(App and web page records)

——

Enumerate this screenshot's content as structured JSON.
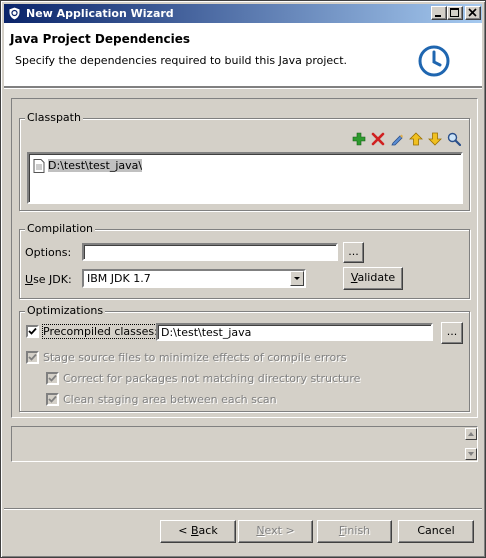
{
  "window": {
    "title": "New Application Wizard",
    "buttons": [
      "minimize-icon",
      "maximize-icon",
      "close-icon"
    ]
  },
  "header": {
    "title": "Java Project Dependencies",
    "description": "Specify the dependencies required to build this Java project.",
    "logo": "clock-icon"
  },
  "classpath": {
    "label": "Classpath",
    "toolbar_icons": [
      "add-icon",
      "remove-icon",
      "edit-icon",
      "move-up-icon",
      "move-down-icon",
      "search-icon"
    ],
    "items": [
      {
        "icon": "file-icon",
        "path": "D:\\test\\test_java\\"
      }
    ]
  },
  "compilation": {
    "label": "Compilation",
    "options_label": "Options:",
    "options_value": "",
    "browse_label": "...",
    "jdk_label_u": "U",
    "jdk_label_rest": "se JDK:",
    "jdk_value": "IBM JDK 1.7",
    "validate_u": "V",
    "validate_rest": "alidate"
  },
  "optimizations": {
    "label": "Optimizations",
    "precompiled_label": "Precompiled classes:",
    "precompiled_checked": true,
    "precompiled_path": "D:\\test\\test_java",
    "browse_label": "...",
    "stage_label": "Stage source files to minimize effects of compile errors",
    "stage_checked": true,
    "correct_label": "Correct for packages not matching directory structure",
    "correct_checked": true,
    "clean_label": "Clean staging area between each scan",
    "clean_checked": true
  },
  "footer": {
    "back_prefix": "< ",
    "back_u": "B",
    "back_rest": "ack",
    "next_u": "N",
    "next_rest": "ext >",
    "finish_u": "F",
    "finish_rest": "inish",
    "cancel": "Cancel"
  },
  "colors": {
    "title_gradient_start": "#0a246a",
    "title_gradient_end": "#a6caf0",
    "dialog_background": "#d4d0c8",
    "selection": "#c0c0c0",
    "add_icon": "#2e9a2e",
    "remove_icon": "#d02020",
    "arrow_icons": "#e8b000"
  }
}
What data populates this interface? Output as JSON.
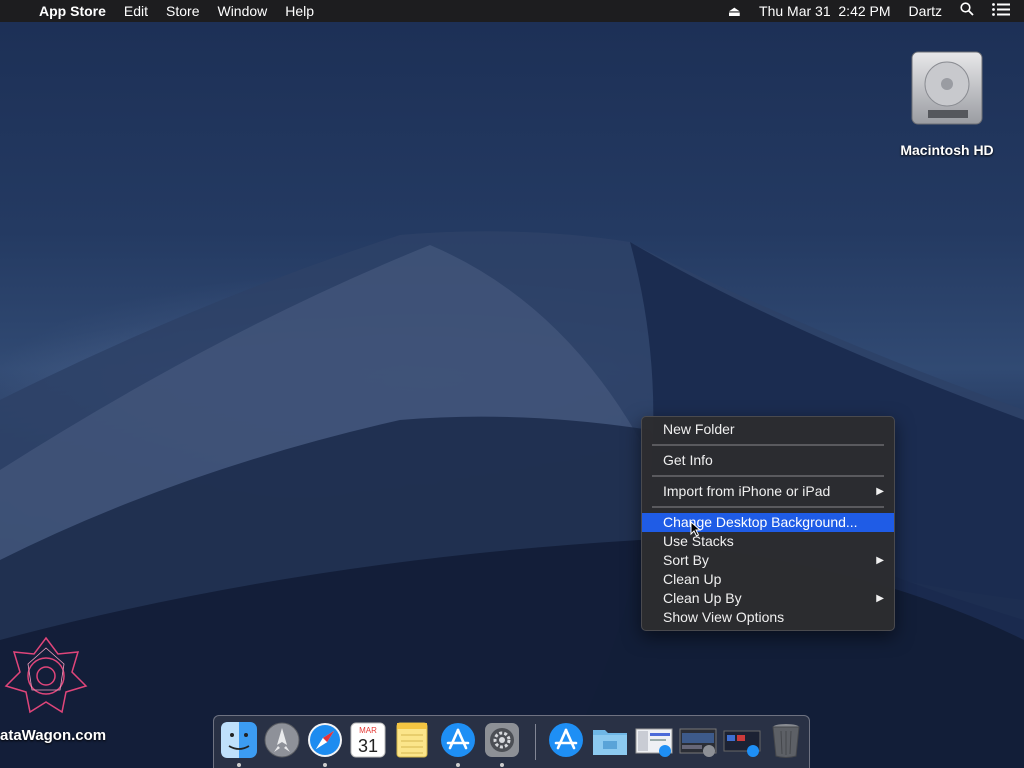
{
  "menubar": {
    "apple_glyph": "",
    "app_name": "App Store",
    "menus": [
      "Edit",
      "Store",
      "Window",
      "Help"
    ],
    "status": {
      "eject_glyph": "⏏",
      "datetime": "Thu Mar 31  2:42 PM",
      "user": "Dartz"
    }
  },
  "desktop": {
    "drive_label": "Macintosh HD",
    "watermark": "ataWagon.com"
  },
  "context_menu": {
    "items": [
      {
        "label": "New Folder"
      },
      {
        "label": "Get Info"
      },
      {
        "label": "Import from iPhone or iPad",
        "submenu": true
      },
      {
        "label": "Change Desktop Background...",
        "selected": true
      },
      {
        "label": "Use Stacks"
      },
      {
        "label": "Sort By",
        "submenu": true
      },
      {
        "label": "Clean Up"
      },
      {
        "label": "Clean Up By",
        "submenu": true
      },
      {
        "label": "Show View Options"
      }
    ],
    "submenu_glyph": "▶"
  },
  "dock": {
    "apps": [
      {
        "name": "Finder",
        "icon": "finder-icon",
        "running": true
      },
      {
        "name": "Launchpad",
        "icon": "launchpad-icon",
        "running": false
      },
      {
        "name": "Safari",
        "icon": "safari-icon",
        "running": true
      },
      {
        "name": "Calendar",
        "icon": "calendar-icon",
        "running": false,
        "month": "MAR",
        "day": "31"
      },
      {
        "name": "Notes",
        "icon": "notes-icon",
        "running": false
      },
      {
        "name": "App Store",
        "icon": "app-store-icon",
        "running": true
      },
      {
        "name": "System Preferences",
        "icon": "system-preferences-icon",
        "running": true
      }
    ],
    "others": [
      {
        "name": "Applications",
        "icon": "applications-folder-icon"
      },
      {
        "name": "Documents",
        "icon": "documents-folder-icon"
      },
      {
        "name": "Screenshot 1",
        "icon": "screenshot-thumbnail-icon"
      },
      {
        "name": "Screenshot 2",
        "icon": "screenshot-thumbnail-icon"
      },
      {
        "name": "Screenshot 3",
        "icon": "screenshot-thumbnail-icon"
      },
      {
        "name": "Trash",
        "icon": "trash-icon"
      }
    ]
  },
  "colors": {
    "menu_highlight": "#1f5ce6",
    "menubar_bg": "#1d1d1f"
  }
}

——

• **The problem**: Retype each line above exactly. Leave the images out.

• **Exercise response**:
Enumerate this screenshot's content as structured JSON.
{
  "window": {
    "title": "New Application Wizard",
    "buttons": [
      "minimize-icon",
      "maximize-icon",
      "close-icon"
    ]
  },
  "header": {
    "title": "Java Project Dependencies",
    "description": "Specify the dependencies required to build this Java project.",
    "logo": "clock-icon"
  },
  "classpath": {
    "label": "Classpath",
    "toolbar_icons": [
      "add-icon",
      "remove-icon",
      "edit-icon",
      "move-up-icon",
      "move-down-icon",
      "search-icon"
    ],
    "items": [
      {
        "icon": "file-icon",
        "path": "D:\\test\\test_java\\"
      }
    ]
  },
  "compilation": {
    "label": "Compilation",
    "options_label": "Options:",
    "options_value": "",
    "browse_label": "...",
    "jdk_label_u": "U",
    "jdk_label_rest": "se JDK:",
    "jdk_value": "IBM JDK 1.7",
    "validate_u": "V",
    "validate_rest": "alidate"
  },
  "optimizations": {
    "label": "Optimizations",
    "precompiled_label": "Precompiled classes:",
    "precompiled_checked": true,
    "precompiled_path": "D:\\test\\test_java",
    "browse_label": "...",
    "stage_label": "Stage source files to minimize effects of compile errors",
    "stage_checked": true,
    "correct_label": "Correct for packages not matching directory structure",
    "correct_checked": true,
    "clean_label": "Clean staging area between each scan",
    "clean_checked": true
  },
  "footer": {
    "back_prefix": "< ",
    "back_u": "B",
    "back_rest": "ack",
    "next_u": "N",
    "next_rest": "ext >",
    "finish_u": "F",
    "finish_rest": "inish",
    "cancel": "Cancel"
  },
  "colors": {
    "title_gradient_start": "#0a246a",
    "title_gradient_end": "#a6caf0",
    "dialog_background": "#d4d0c8",
    "selection": "#c0c0c0",
    "add_icon": "#2e9a2e",
    "remove_icon": "#d02020",
    "arrow_icons": "#e8b000"
  }
}
What data populates this interface? Output as JSON.
{
  "menubar": {
    "apple_glyph": "",
    "app_name": "App Store",
    "menus": [
      "Edit",
      "Store",
      "Window",
      "Help"
    ],
    "status": {
      "eject_glyph": "⏏",
      "datetime": "Thu Mar 31  2:42 PM",
      "user": "Dartz"
    }
  },
  "desktop": {
    "drive_label": "Macintosh HD",
    "watermark": "ataWagon.com"
  },
  "context_menu": {
    "items": [
      {
        "label": "New Folder"
      },
      {
        "label": "Get Info"
      },
      {
        "label": "Import from iPhone or iPad",
        "submenu": true
      },
      {
        "label": "Change Desktop Background...",
        "selected": true
      },
      {
        "label": "Use Stacks"
      },
      {
        "label": "Sort By",
        "submenu": true
      },
      {
        "label": "Clean Up"
      },
      {
        "label": "Clean Up By",
        "submenu": true
      },
      {
        "label": "Show View Options"
      }
    ],
    "submenu_glyph": "▶"
  },
  "dock": {
    "apps": [
      {
        "name": "Finder",
        "icon": "finder-icon",
        "running": true
      },
      {
        "name": "Launchpad",
        "icon": "launchpad-icon",
        "running": false
      },
      {
        "name": "Safari",
        "icon": "safari-icon",
        "running": true
      },
      {
        "name": "Calendar",
        "icon": "calendar-icon",
        "running": false,
        "month": "MAR",
        "day": "31"
      },
      {
        "name": "Notes",
        "icon": "notes-icon",
        "running": false
      },
      {
        "name": "App Store",
        "icon": "app-store-icon",
        "running": true
      },
      {
        "name": "System Preferences",
        "icon": "system-preferences-icon",
        "running": true
      }
    ],
    "others": [
      {
        "name": "Applications",
        "icon": "applications-folder-icon"
      },
      {
        "name": "Documents",
        "icon": "documents-folder-icon"
      },
      {
        "name": "Screenshot 1",
        "icon": "screenshot-thumbnail-icon"
      },
      {
        "name": "Screenshot 2",
        "icon": "screenshot-thumbnail-icon"
      },
      {
        "name": "Screenshot 3",
        "icon": "screenshot-thumbnail-icon"
      },
      {
        "name": "Trash",
        "icon": "trash-icon"
      }
    ]
  },
  "colors": {
    "menu_highlight": "#1f5ce6",
    "menubar_bg": "#1d1d1f"
  }
}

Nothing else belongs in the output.